SUPPLIED RECORDS |
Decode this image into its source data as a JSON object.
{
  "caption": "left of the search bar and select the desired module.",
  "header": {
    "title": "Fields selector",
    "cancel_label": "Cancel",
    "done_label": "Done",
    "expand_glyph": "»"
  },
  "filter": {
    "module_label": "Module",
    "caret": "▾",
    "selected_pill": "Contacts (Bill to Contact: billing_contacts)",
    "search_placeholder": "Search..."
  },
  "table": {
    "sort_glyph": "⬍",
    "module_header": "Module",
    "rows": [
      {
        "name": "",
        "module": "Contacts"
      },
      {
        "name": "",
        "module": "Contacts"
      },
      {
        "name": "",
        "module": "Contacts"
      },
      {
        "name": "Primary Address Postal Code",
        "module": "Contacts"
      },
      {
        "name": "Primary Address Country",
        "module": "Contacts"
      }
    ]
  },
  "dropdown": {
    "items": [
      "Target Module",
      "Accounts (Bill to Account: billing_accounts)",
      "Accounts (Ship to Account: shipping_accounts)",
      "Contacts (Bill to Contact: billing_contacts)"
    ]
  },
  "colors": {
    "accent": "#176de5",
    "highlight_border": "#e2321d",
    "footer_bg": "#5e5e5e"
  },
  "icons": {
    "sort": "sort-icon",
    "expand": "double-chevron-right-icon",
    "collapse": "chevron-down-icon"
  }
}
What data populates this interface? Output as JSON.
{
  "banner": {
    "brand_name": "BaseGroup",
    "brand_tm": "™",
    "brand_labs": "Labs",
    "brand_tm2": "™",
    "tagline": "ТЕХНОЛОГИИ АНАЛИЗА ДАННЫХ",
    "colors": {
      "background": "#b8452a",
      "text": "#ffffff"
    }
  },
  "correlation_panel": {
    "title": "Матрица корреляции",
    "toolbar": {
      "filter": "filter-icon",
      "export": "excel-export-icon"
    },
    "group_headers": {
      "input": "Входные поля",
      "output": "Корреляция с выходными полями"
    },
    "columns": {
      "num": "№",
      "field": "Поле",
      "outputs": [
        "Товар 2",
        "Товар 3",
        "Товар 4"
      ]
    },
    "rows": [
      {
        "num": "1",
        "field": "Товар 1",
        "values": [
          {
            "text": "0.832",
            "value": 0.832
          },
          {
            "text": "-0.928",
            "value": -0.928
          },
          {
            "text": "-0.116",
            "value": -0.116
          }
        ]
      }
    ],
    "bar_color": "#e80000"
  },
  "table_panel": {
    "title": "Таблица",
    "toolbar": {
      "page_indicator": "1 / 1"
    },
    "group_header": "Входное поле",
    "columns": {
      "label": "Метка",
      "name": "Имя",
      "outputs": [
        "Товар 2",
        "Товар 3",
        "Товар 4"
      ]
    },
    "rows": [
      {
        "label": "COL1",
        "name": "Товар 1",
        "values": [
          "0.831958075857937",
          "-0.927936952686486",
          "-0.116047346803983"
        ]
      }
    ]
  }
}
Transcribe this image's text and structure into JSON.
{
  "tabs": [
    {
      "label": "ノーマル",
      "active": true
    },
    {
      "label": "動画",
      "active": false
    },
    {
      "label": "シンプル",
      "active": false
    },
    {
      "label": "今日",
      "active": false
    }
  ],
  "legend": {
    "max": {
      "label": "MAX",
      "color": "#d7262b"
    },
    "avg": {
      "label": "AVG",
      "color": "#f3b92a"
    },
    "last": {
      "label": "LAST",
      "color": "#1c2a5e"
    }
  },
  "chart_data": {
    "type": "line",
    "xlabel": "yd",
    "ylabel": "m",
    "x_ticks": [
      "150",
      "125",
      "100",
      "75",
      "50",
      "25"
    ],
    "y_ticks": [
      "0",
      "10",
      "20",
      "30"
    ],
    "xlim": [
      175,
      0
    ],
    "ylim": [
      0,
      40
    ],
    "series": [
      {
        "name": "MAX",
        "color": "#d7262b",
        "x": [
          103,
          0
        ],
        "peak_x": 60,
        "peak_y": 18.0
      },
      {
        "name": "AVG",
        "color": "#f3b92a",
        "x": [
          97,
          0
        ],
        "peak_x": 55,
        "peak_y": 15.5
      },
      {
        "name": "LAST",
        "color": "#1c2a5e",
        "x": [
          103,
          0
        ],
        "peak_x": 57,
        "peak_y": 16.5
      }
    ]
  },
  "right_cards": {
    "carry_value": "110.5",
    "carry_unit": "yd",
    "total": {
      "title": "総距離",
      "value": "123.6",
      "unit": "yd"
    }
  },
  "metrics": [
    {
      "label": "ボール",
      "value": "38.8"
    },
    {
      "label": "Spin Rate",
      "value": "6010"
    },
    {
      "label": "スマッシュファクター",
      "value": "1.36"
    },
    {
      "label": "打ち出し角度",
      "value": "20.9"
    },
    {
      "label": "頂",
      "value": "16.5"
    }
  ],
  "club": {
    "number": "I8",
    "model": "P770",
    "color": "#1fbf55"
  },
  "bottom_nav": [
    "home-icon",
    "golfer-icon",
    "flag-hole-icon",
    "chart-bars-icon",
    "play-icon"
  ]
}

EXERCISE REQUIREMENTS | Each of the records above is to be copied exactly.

SOLUTION TO THIS EXERCISE |
Decode this image into its source data as a JSON object.
{
  "caption": "left of the search bar and select the desired module.",
  "header": {
    "title": "Fields selector",
    "cancel_label": "Cancel",
    "done_label": "Done",
    "expand_glyph": "»"
  },
  "filter": {
    "module_label": "Module",
    "caret": "▾",
    "selected_pill": "Contacts (Bill to Contact: billing_contacts)",
    "search_placeholder": "Search..."
  },
  "table": {
    "sort_glyph": "⬍",
    "module_header": "Module",
    "rows": [
      {
        "name": "",
        "module": "Contacts"
      },
      {
        "name": "",
        "module": "Contacts"
      },
      {
        "name": "",
        "module": "Contacts"
      },
      {
        "name": "Primary Address Postal Code",
        "module": "Contacts"
      },
      {
        "name": "Primary Address Country",
        "module": "Contacts"
      }
    ]
  },
  "dropdown": {
    "items": [
      "Target Module",
      "Accounts (Bill to Account: billing_accounts)",
      "Accounts (Ship to Account: shipping_accounts)",
      "Contacts (Bill to Contact: billing_contacts)"
    ]
  },
  "colors": {
    "accent": "#176de5",
    "highlight_border": "#e2321d",
    "footer_bg": "#5e5e5e"
  },
  "icons": {
    "sort": "sort-icon",
    "expand": "double-chevron-right-icon",
    "collapse": "chevron-down-icon"
  }
}
What data populates this interface? Output as JSON.
{
  "banner": {
    "brand_name": "BaseGroup",
    "brand_tm": "™",
    "brand_labs": "Labs",
    "brand_tm2": "™",
    "tagline": "ТЕХНОЛОГИИ АНАЛИЗА ДАННЫХ",
    "colors": {
      "background": "#b8452a",
      "text": "#ffffff"
    }
  },
  "correlation_panel": {
    "title": "Матрица корреляции",
    "toolbar": {
      "filter": "filter-icon",
      "export": "excel-export-icon"
    },
    "group_headers": {
      "input": "Входные поля",
      "output": "Корреляция с выходными полями"
    },
    "columns": {
      "num": "№",
      "field": "Поле",
      "outputs": [
        "Товар 2",
        "Товар 3",
        "Товар 4"
      ]
    },
    "rows": [
      {
        "num": "1",
        "field": "Товар 1",
        "values": [
          {
            "text": "0.832",
            "value": 0.832
          },
          {
            "text": "-0.928",
            "value": -0.928
          },
          {
            "text": "-0.116",
            "value": -0.116
          }
        ]
      }
    ],
    "bar_color": "#e80000"
  },
  "table_panel": {
    "title": "Таблица",
    "toolbar": {
      "page_indicator": "1 / 1"
    },
    "group_header": "Входное поле",
    "columns": {
      "label": "Метка",
      "name": "Имя",
      "outputs": [
        "Товар 2",
        "Товар 3",
        "Товар 4"
      ]
    },
    "rows": [
      {
        "label": "COL1",
        "name": "Товар 1",
        "values": [
          "0.831958075857937",
          "-0.927936952686486",
          "-0.116047346803983"
        ]
      }
    ]
  }
}
Transcribe this image's text and structure into JSON.
{
  "tabs": [
    {
      "label": "ノーマル",
      "active": true
    },
    {
      "label": "動画",
      "active": false
    },
    {
      "label": "シンプル",
      "active": false
    },
    {
      "label": "今日",
      "active": false
    }
  ],
  "legend": {
    "max": {
      "label": "MAX",
      "color": "#d7262b"
    },
    "avg": {
      "label": "AVG",
      "color": "#f3b92a"
    },
    "last": {
      "label": "LAST",
      "color": "#1c2a5e"
    }
  },
  "chart_data": {
    "type": "line",
    "xlabel": "yd",
    "ylabel": "m",
    "x_ticks": [
      "150",
      "125",
      "100",
      "75",
      "50",
      "25"
    ],
    "y_ticks": [
      "0",
      "10",
      "20",
      "30"
    ],
    "xlim": [
      175,
      0
    ],
    "ylim": [
      0,
      40
    ],
    "series": [
      {
        "name": "MAX",
        "color": "#d7262b",
        "x": [
          103,
          0
        ],
        "peak_x": 60,
        "peak_y": 18.0
      },
      {
        "name": "AVG",
        "color": "#f3b92a",
        "x": [
          97,
          0
        ],
        "peak_x": 55,
        "peak_y": 15.5
      },
      {
        "name": "LAST",
        "color": "#1c2a5e",
        "x": [
          103,
          0
        ],
        "peak_x": 57,
        "peak_y": 16.5
      }
    ]
  },
  "right_cards": {
    "carry_value": "110.5",
    "carry_unit": "yd",
    "total": {
      "title": "総距離",
      "value": "123.6",
      "unit": "yd"
    }
  },
  "metrics": [
    {
      "label": "ボール",
      "value": "38.8"
    },
    {
      "label": "Spin Rate",
      "value": "6010"
    },
    {
      "label": "スマッシュファクター",
      "value": "1.36"
    },
    {
      "label": "打ち出し角度",
      "value": "20.9"
    },
    {
      "label": "頂",
      "value": "16.5"
    }
  ],
  "club": {
    "number": "I8",
    "model": "P770",
    "color": "#1fbf55"
  },
  "bottom_nav": [
    "home-icon",
    "golfer-icon",
    "flag-hole-icon",
    "chart-bars-icon",
    "play-icon"
  ]
}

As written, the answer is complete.